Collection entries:
★ ★ ★ ★ ★ ★ ★

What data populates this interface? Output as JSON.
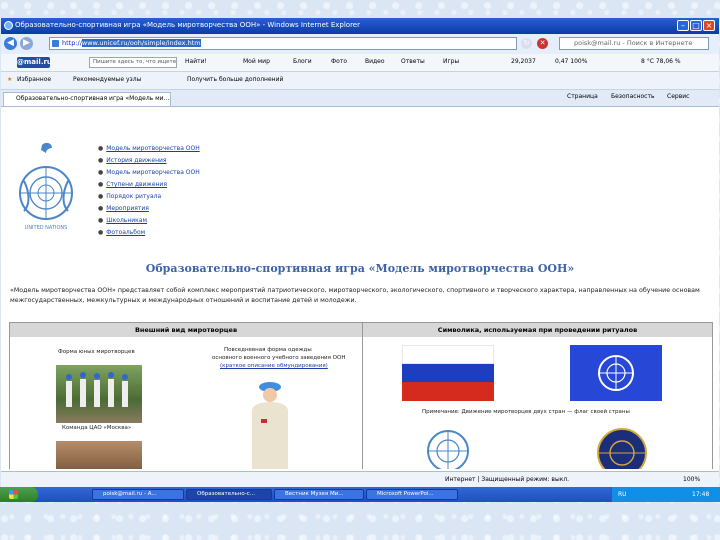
{
  "window": {
    "title": "Образовательно-спортивная игра «Модель миротворчества ООН» - Windows Internet Explorer"
  },
  "address": {
    "url_prefix": "http://",
    "url_selected": "www.unicef.ru/ooh/simple/index.htm"
  },
  "search": {
    "placeholder": "poisk@mail.ru - Поиск в Интернете"
  },
  "toolbar": {
    "logo": "@mail.ru",
    "search_placeholder": "Пишите здесь то, что ищете",
    "items": [
      "Найти!",
      "Мой мир",
      "Блоги",
      "Фото",
      "Видео",
      "Ответы",
      "Игры"
    ],
    "weather": "8 °C 78,06 %",
    "rate": "29,2037",
    "rate2": "0,47 100%"
  },
  "favorites": {
    "label": "Избранное",
    "items": [
      "Рекомендуемые узлы",
      "Получить больше дополнений"
    ]
  },
  "tab": {
    "title": "Образовательно-спортивная игра «Модель ми..."
  },
  "cmdbar": {
    "items": [
      "Страница",
      "Безопасность",
      "Сервис"
    ]
  },
  "logo": {
    "caption": "UNITED NATIONS"
  },
  "menu": [
    "Модель миротворчества ООН",
    "История движения",
    "Модель миротворчества ООН",
    "Ступени движения",
    "Порядок ритуала",
    "Мероприятия",
    "Школьникам",
    "Фотоальбом"
  ],
  "page": {
    "title": "Образовательно-спортивная игра «Модель миротворчества ООН»",
    "intro": "«Модель миротворчества ООН» представляет собой комплекс мероприятий патриотического, миротворческого, экологического, спортивного и творческого характера, направленных на обучение основам межгосударственных, межкультурных и международных отношений и воспитание детей и молодежи."
  },
  "table": {
    "left_header": "Внешний вид миротворцев",
    "right_header": "Символика, используемая при проведении ритуалов",
    "form_title": "Форма юных миротворцев",
    "school_caption": "Команда ЦАО «Москва»",
    "uniform_title": "Повседневная форма одежды",
    "uniform_sub": "основного военного учебного заведения ООН",
    "uniform_link": "(краткое описание обмундирования)",
    "note": "Примечание: Движение миротворцев двух стран — флаг своей страны"
  },
  "statusbar": {
    "text": "Интернет | Защищенный режим: выкл.",
    "zoom": "100%"
  },
  "taskbar": {
    "items": [
      "poisk@mail.ru - A...",
      "Образовательно-с...",
      "Вестник Музея Ми...",
      "Microsoft PowerPoi..."
    ],
    "lang": "RU",
    "time": "17:48"
  }
}
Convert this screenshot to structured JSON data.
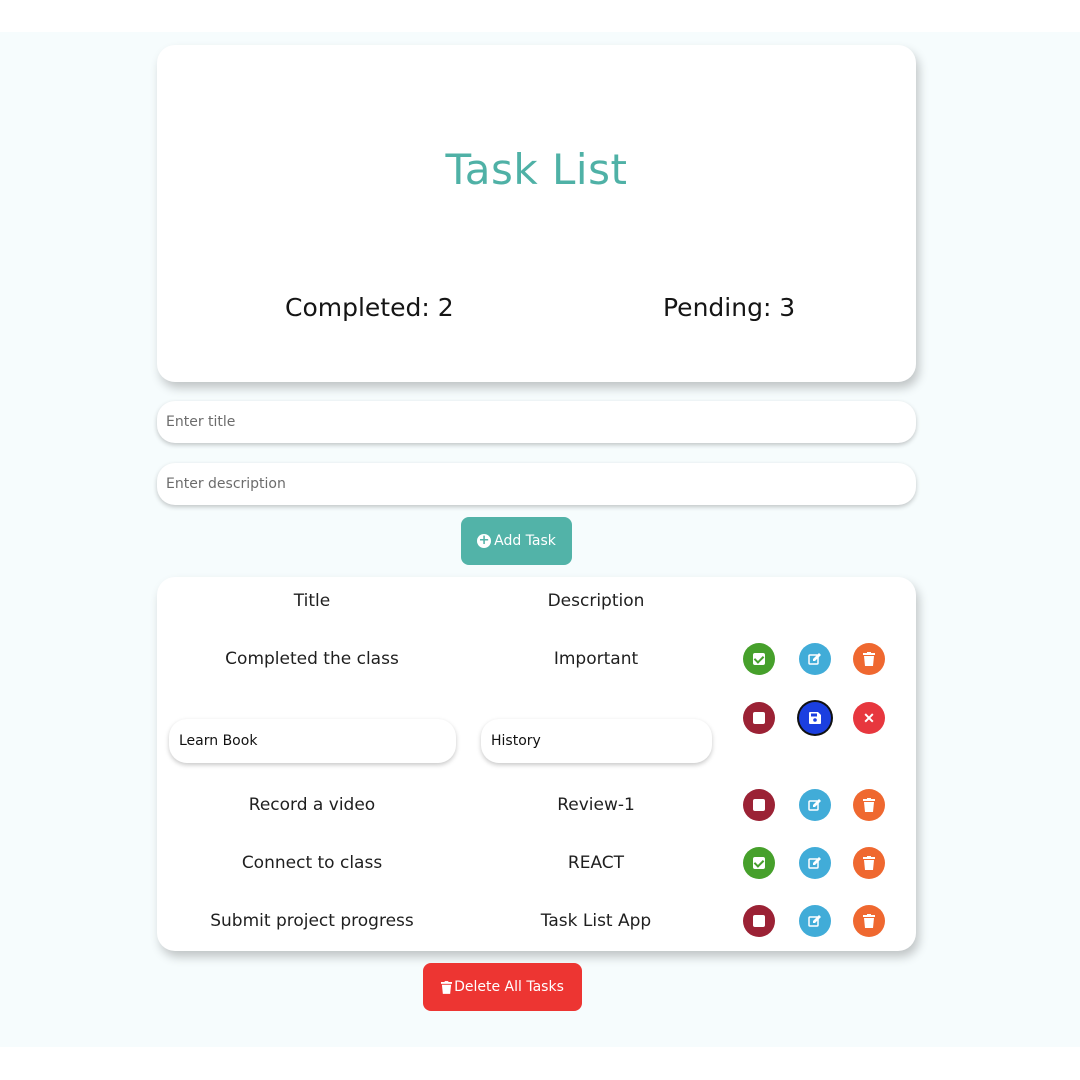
{
  "header": {
    "title": "Task List",
    "completed_text": "Completed: 2",
    "pending_text": "Pending: 3"
  },
  "form": {
    "title_placeholder": "Enter title",
    "description_placeholder": "Enter description",
    "add_label": "Add Task"
  },
  "table": {
    "headers": {
      "title": "Title",
      "description": "Description"
    },
    "rows": [
      {
        "title": "Completed the class",
        "description": "Important",
        "status": "completed",
        "actions": [
          "check-icon",
          "edit-icon",
          "trash-icon"
        ]
      },
      {
        "title": "Learn Book",
        "description": "History",
        "status": "editing",
        "actions": [
          "square-icon",
          "save-icon",
          "close-icon"
        ]
      },
      {
        "title": "Record a video",
        "description": "Review-1",
        "status": "pending",
        "actions": [
          "square-icon",
          "edit-icon",
          "trash-icon"
        ]
      },
      {
        "title": "Connect to class",
        "description": "REACT",
        "status": "completed",
        "actions": [
          "check-icon",
          "edit-icon",
          "trash-icon"
        ]
      },
      {
        "title": "Submit project progress",
        "description": "Task List App",
        "status": "pending",
        "actions": [
          "square-icon",
          "edit-icon",
          "trash-icon"
        ]
      }
    ]
  },
  "footer": {
    "delete_all_label": "Delete All Tasks"
  },
  "colors": {
    "accent": "#52b3a8",
    "complete": "#46a02b",
    "edit": "#41acd8",
    "delete": "#ef6830",
    "pending": "#9b2235",
    "save": "#1b3fe0",
    "cancel": "#e7373e",
    "delete_all": "#ed3532"
  }
}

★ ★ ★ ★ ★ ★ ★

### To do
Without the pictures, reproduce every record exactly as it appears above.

### Output for this task
What data populates this interface? Output as JSON.
{
  "window": {
    "title": "Образовательно-спортивная игра «Модель миротворчества ООН» - Windows Internet Explorer"
  },
  "address": {
    "url_prefix": "http://",
    "url_selected": "www.unicef.ru/ooh/simple/index.htm"
  },
  "search": {
    "placeholder": "poisk@mail.ru - Поиск в Интернете"
  },
  "toolbar": {
    "logo": "@mail.ru",
    "search_placeholder": "Пишите здесь то, что ищете",
    "items": [
      "Найти!",
      "Мой мир",
      "Блоги",
      "Фото",
      "Видео",
      "Ответы",
      "Игры"
    ],
    "weather": "8 °C 78,06 %",
    "rate": "29,2037",
    "rate2": "0,47 100%"
  },
  "favorites": {
    "label": "Избранное",
    "items": [
      "Рекомендуемые узлы",
      "Получить больше дополнений"
    ]
  },
  "tab": {
    "title": "Образовательно-спортивная игра «Модель ми..."
  },
  "cmdbar": {
    "items": [
      "Страница",
      "Безопасность",
      "Сервис"
    ]
  },
  "logo": {
    "caption": "UNITED NATIONS"
  },
  "menu": [
    "Модель миротворчества ООН",
    "История движения",
    "Модель миротворчества ООН",
    "Ступени движения",
    "Порядок ритуала",
    "Мероприятия",
    "Школьникам",
    "Фотоальбом"
  ],
  "page": {
    "title": "Образовательно-спортивная игра «Модель миротворчества ООН»",
    "intro": "«Модель миротворчества ООН» представляет собой комплекс мероприятий патриотического, миротворческого, экологического, спортивного и творческого характера, направленных на обучение основам межгосударственных, межкультурных и международных отношений и воспитание детей и молодежи."
  },
  "table": {
    "left_header": "Внешний вид миротворцев",
    "right_header": "Символика, используемая при проведении ритуалов",
    "form_title": "Форма юных миротворцев",
    "school_caption": "Команда ЦАО «Москва»",
    "uniform_title": "Повседневная форма одежды",
    "uniform_sub": "основного военного учебного заведения ООН",
    "uniform_link": "(краткое описание обмундирования)",
    "note": "Примечание: Движение миротворцев двух стран — флаг своей страны"
  },
  "statusbar": {
    "text": "Интернет | Защищенный режим: выкл.",
    "zoom": "100%"
  },
  "taskbar": {
    "items": [
      "poisk@mail.ru - A...",
      "Образовательно-с...",
      "Вестник Музея Ми...",
      "Microsoft PowerPoi..."
    ],
    "lang": "RU",
    "time": "17:48"
  }
}
Convert this screenshot to structured JSON data.
{
  "header": {
    "title": "Task List",
    "completed_text": "Completed: 2",
    "pending_text": "Pending: 3"
  },
  "form": {
    "title_placeholder": "Enter title",
    "description_placeholder": "Enter description",
    "add_label": "Add Task"
  },
  "table": {
    "headers": {
      "title": "Title",
      "description": "Description"
    },
    "rows": [
      {
        "title": "Completed the class",
        "description": "Important",
        "status": "completed",
        "actions": [
          "check-icon",
          "edit-icon",
          "trash-icon"
        ]
      },
      {
        "title": "Learn Book",
        "description": "History",
        "status": "editing",
        "actions": [
          "square-icon",
          "save-icon",
          "close-icon"
        ]
      },
      {
        "title": "Record a video",
        "description": "Review-1",
        "status": "pending",
        "actions": [
          "square-icon",
          "edit-icon",
          "trash-icon"
        ]
      },
      {
        "title": "Connect to class",
        "description": "REACT",
        "status": "completed",
        "actions": [
          "check-icon",
          "edit-icon",
          "trash-icon"
        ]
      },
      {
        "title": "Submit project progress",
        "description": "Task List App",
        "status": "pending",
        "actions": [
          "square-icon",
          "edit-icon",
          "trash-icon"
        ]
      }
    ]
  },
  "footer": {
    "delete_all_label": "Delete All Tasks"
  },
  "colors": {
    "accent": "#52b3a8",
    "complete": "#46a02b",
    "edit": "#41acd8",
    "delete": "#ef6830",
    "pending": "#9b2235",
    "save": "#1b3fe0",
    "cancel": "#e7373e",
    "delete_all": "#ed3532"
  }
}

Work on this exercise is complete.